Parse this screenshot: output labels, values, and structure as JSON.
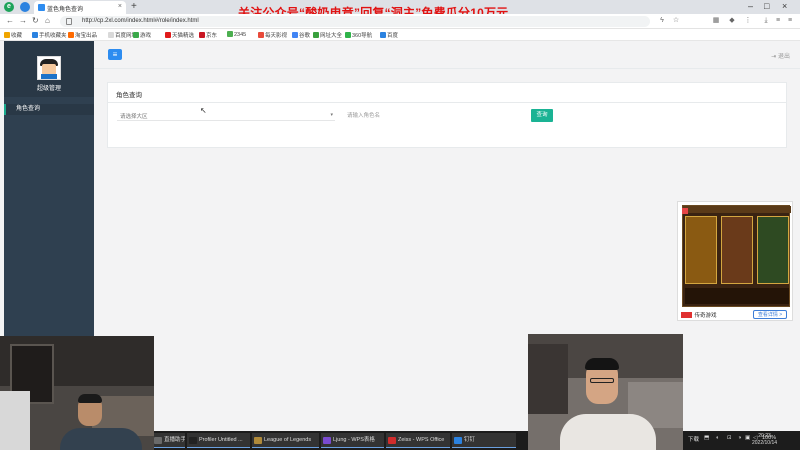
{
  "browser": {
    "tab_title": "蓝色角色查询",
    "new_tab": "+",
    "url": "http://cp.2xl.com/index.html#/role/index.html",
    "nav": {
      "back": "←",
      "forward": "→",
      "reload": "↻",
      "home": "⌂"
    }
  },
  "banner_text": "关注公众号“酸奶电竞”回复“洞主”免费瓜分10万元",
  "bookmarks": [
    {
      "label": "收藏",
      "color": "#f0a500"
    },
    {
      "label": "手机收藏夹",
      "color": "#2b82e0"
    },
    {
      "label": "淘宝出品",
      "color": "#ff6a00"
    },
    {
      "label": "百度网址",
      "color": "#d9d9d9"
    },
    {
      "label": "游戏",
      "color": "#3aa84a"
    },
    {
      "label": "天猫精选",
      "color": "#e01b1b"
    },
    {
      "label": "京东",
      "color": "#c81623"
    },
    {
      "label": "2345",
      "color": "#4caf50"
    },
    {
      "label": "每天影视",
      "color": "#e84a3a"
    },
    {
      "label": "谷歌",
      "color": "#4285f4"
    },
    {
      "label": "网址大全",
      "color": "#39a03d"
    },
    {
      "label": "360导航",
      "color": "#2fb34a"
    },
    {
      "label": "百度",
      "color": "#2b82e0"
    }
  ],
  "sidebar": {
    "username": "超级管理",
    "menu": [
      {
        "label": "角色查询"
      }
    ]
  },
  "topbar": {
    "menu_icon": "≡",
    "logout": "退出"
  },
  "panel": {
    "title": "角色查询",
    "select": {
      "selected": "请选择大区",
      "arrow": "▾"
    },
    "role_input": {
      "placeholder": "请输入角色名"
    },
    "query_button": "查询"
  },
  "ad": {
    "brand": "传奇游戏",
    "cta": "查看详情 >"
  },
  "taskbar": {
    "tasks": [
      {
        "label": "直播助手 - ...",
        "color": "#6a6a6a"
      },
      {
        "label": "Profiler Untitled ...",
        "color": "#222"
      },
      {
        "label": "League of Legends",
        "color": "#b08a3a"
      },
      {
        "label": "Ljung - WPS表格",
        "color": "#7a4bd0"
      },
      {
        "label": "Zeiss - WPS Office",
        "color": "#d02c2c"
      },
      {
        "label": "钉钉",
        "color": "#2b82e0"
      }
    ],
    "tray": [
      "下载",
      "⬒",
      "◐",
      "⊡",
      "◑",
      "▣",
      "◁",
      "100%"
    ],
    "time": "20:23",
    "date": "2022/10/14"
  },
  "colors": {
    "sidebar": "#2f4050",
    "accent": "#1ab394",
    "primary": "#2d8cf0",
    "banner": "#e11212"
  }
}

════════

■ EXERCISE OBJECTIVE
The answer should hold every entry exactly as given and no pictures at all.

■ RESULT FOR THIS EXERCISE
Parse this screenshot: output labels, values, and structure as JSON.
{
  "browser": {
    "tab_title": "蓝色角色查询",
    "new_tab": "+",
    "url": "http://cp.2xl.com/index.html#/role/index.html",
    "nav": {
      "back": "←",
      "forward": "→",
      "reload": "↻",
      "home": "⌂"
    }
  },
  "banner_text": "关注公众号“酸奶电竞”回复“洞主”免费瓜分10万元",
  "bookmarks": [
    {
      "label": "收藏",
      "color": "#f0a500"
    },
    {
      "label": "手机收藏夹",
      "color": "#2b82e0"
    },
    {
      "label": "淘宝出品",
      "color": "#ff6a00"
    },
    {
      "label": "百度网址",
      "color": "#d9d9d9"
    },
    {
      "label": "游戏",
      "color": "#3aa84a"
    },
    {
      "label": "天猫精选",
      "color": "#e01b1b"
    },
    {
      "label": "京东",
      "color": "#c81623"
    },
    {
      "label": "2345",
      "color": "#4caf50"
    },
    {
      "label": "每天影视",
      "color": "#e84a3a"
    },
    {
      "label": "谷歌",
      "color": "#4285f4"
    },
    {
      "label": "网址大全",
      "color": "#39a03d"
    },
    {
      "label": "360导航",
      "color": "#2fb34a"
    },
    {
      "label": "百度",
      "color": "#2b82e0"
    }
  ],
  "sidebar": {
    "username": "超级管理",
    "menu": [
      {
        "label": "角色查询"
      }
    ]
  },
  "topbar": {
    "menu_icon": "≡",
    "logout": "退出"
  },
  "panel": {
    "title": "角色查询",
    "select": {
      "selected": "请选择大区",
      "arrow": "▾"
    },
    "role_input": {
      "placeholder": "请输入角色名"
    },
    "query_button": "查询"
  },
  "ad": {
    "brand": "传奇游戏",
    "cta": "查看详情 >"
  },
  "taskbar": {
    "tasks": [
      {
        "label": "直播助手 - ...",
        "color": "#6a6a6a"
      },
      {
        "label": "Profiler Untitled ...",
        "color": "#222"
      },
      {
        "label": "League of Legends",
        "color": "#b08a3a"
      },
      {
        "label": "Ljung - WPS表格",
        "color": "#7a4bd0"
      },
      {
        "label": "Zeiss - WPS Office",
        "color": "#d02c2c"
      },
      {
        "label": "钉钉",
        "color": "#2b82e0"
      }
    ],
    "tray": [
      "下载",
      "⬒",
      "◐",
      "⊡",
      "◑",
      "▣",
      "◁",
      "100%"
    ],
    "time": "20:23",
    "date": "2022/10/14"
  },
  "colors": {
    "sidebar": "#2f4050",
    "accent": "#1ab394",
    "primary": "#2d8cf0",
    "banner": "#e11212"
  }
}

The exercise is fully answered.